Page and application data records:

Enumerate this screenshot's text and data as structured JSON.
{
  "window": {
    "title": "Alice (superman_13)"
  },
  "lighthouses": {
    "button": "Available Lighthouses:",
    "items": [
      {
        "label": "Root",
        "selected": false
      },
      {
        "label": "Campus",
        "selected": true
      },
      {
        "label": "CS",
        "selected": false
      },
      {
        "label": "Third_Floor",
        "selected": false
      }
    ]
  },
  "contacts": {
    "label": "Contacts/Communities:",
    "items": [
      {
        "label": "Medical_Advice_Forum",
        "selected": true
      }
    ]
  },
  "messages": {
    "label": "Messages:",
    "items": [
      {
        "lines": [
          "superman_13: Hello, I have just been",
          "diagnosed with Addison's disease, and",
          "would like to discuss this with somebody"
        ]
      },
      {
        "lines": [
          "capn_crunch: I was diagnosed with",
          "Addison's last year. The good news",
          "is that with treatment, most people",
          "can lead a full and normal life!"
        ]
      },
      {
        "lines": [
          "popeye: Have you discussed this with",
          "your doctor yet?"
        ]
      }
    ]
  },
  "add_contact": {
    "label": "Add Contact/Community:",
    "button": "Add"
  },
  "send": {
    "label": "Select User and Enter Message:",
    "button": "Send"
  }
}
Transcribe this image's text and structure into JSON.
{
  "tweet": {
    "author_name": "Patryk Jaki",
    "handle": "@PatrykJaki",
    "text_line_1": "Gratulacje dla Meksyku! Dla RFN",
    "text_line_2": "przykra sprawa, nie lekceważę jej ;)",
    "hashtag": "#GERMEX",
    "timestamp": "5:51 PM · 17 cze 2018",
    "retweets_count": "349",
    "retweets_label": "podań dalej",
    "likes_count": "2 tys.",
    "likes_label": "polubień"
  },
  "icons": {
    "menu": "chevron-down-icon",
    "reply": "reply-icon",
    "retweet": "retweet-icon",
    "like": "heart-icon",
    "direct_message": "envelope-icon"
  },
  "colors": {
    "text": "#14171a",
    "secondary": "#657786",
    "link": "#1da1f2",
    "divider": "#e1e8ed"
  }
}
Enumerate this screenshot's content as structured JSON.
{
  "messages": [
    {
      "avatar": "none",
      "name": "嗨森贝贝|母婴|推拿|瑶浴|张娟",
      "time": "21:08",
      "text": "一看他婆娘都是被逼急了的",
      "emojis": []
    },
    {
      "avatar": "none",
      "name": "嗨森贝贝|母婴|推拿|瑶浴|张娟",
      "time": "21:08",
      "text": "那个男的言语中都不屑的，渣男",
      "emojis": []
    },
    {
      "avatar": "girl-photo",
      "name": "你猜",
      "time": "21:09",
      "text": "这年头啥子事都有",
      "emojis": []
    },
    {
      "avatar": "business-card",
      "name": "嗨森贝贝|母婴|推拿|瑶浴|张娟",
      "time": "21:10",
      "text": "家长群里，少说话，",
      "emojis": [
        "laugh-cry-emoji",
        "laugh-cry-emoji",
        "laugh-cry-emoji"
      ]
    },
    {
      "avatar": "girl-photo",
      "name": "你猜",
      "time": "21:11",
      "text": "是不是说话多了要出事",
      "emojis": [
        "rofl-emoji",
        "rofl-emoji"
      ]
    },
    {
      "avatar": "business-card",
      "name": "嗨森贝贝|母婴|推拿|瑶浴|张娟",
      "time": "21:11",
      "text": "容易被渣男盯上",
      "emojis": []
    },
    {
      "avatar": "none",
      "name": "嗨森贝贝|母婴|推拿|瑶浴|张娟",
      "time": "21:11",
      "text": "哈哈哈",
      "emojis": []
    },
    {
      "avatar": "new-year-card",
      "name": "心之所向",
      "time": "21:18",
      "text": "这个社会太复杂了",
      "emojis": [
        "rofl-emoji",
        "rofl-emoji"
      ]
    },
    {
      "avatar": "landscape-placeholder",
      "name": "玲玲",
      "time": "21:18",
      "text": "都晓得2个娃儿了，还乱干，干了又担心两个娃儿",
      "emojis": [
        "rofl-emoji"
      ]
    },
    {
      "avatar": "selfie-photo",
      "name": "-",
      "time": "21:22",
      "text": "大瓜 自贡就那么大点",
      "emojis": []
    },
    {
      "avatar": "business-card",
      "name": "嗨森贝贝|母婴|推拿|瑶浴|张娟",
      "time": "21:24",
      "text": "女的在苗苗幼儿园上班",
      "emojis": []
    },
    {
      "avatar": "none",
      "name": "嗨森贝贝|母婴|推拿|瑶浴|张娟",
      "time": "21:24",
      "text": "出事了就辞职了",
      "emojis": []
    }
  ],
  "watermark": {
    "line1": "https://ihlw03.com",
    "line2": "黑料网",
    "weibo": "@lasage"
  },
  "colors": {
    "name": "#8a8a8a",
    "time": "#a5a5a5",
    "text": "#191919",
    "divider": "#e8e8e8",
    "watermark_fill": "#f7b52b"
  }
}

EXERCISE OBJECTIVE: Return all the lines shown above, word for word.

RESPONSE BOX:
Enumerate this screenshot's text and data as structured JSON.
{
  "window": {
    "title": "Alice (superman_13)"
  },
  "lighthouses": {
    "button": "Available Lighthouses:",
    "items": [
      {
        "label": "Root",
        "selected": false
      },
      {
        "label": "Campus",
        "selected": true
      },
      {
        "label": "CS",
        "selected": false
      },
      {
        "label": "Third_Floor",
        "selected": false
      }
    ]
  },
  "contacts": {
    "label": "Contacts/Communities:",
    "items": [
      {
        "label": "Medical_Advice_Forum",
        "selected": true
      }
    ]
  },
  "messages": {
    "label": "Messages:",
    "items": [
      {
        "lines": [
          "superman_13: Hello, I have just been",
          "diagnosed with Addison's disease, and",
          "would like to discuss this with somebody"
        ]
      },
      {
        "lines": [
          "capn_crunch: I was diagnosed with",
          "Addison's last year. The good news",
          "is that with treatment, most people",
          "can lead a full and normal life!"
        ]
      },
      {
        "lines": [
          "popeye: Have you discussed this with",
          "your doctor yet?"
        ]
      }
    ]
  },
  "add_contact": {
    "label": "Add Contact/Community:",
    "button": "Add"
  },
  "send": {
    "label": "Select User and Enter Message:",
    "button": "Send"
  }
}
Transcribe this image's text and structure into JSON.
{
  "tweet": {
    "author_name": "Patryk Jaki",
    "handle": "@PatrykJaki",
    "text_line_1": "Gratulacje dla Meksyku! Dla RFN",
    "text_line_2": "przykra sprawa, nie lekceważę jej ;)",
    "hashtag": "#GERMEX",
    "timestamp": "5:51 PM · 17 cze 2018",
    "retweets_count": "349",
    "retweets_label": "podań dalej",
    "likes_count": "2 tys.",
    "likes_label": "polubień"
  },
  "icons": {
    "menu": "chevron-down-icon",
    "reply": "reply-icon",
    "retweet": "retweet-icon",
    "like": "heart-icon",
    "direct_message": "envelope-icon"
  },
  "colors": {
    "text": "#14171a",
    "secondary": "#657786",
    "link": "#1da1f2",
    "divider": "#e1e8ed"
  }
}
Enumerate this screenshot's content as structured JSON.
{
  "messages": [
    {
      "avatar": "none",
      "name": "嗨森贝贝|母婴|推拿|瑶浴|张娟",
      "time": "21:08",
      "text": "一看他婆娘都是被逼急了的",
      "emojis": []
    },
    {
      "avatar": "none",
      "name": "嗨森贝贝|母婴|推拿|瑶浴|张娟",
      "time": "21:08",
      "text": "那个男的言语中都不屑的，渣男",
      "emojis": []
    },
    {
      "avatar": "girl-photo",
      "name": "你猜",
      "time": "21:09",
      "text": "这年头啥子事都有",
      "emojis": []
    },
    {
      "avatar": "business-card",
      "name": "嗨森贝贝|母婴|推拿|瑶浴|张娟",
      "time": "21:10",
      "text": "家长群里，少说话，",
      "emojis": [
        "laugh-cry-emoji",
        "laugh-cry-emoji",
        "laugh-cry-emoji"
      ]
    },
    {
      "avatar": "girl-photo",
      "name": "你猜",
      "time": "21:11",
      "text": "是不是说话多了要出事",
      "emojis": [
        "rofl-emoji",
        "rofl-emoji"
      ]
    },
    {
      "avatar": "business-card",
      "name": "嗨森贝贝|母婴|推拿|瑶浴|张娟",
      "time": "21:11",
      "text": "容易被渣男盯上",
      "emojis": []
    },
    {
      "avatar": "none",
      "name": "嗨森贝贝|母婴|推拿|瑶浴|张娟",
      "time": "21:11",
      "text": "哈哈哈",
      "emojis": []
    },
    {
      "avatar": "new-year-card",
      "name": "心之所向",
      "time": "21:18",
      "text": "这个社会太复杂了",
      "emojis": [
        "rofl-emoji",
        "rofl-emoji"
      ]
    },
    {
      "avatar": "landscape-placeholder",
      "name": "玲玲",
      "time": "21:18",
      "text": "都晓得2个娃儿了，还乱干，干了又担心两个娃儿",
      "emojis": [
        "rofl-emoji"
      ]
    },
    {
      "avatar": "selfie-photo",
      "name": "-",
      "time": "21:22",
      "text": "大瓜 自贡就那么大点",
      "emojis": []
    },
    {
      "avatar": "business-card",
      "name": "嗨森贝贝|母婴|推拿|瑶浴|张娟",
      "time": "21:24",
      "text": "女的在苗苗幼儿园上班",
      "emojis": []
    },
    {
      "avatar": "none",
      "name": "嗨森贝贝|母婴|推拿|瑶浴|张娟",
      "time": "21:24",
      "text": "出事了就辞职了",
      "emojis": []
    }
  ],
  "watermark": {
    "line1": "https://ihlw03.com",
    "line2": "黑料网",
    "weibo": "@lasage"
  },
  "colors": {
    "name": "#8a8a8a",
    "time": "#a5a5a5",
    "text": "#191919",
    "divider": "#e8e8e8",
    "watermark_fill": "#f7b52b"
  }
}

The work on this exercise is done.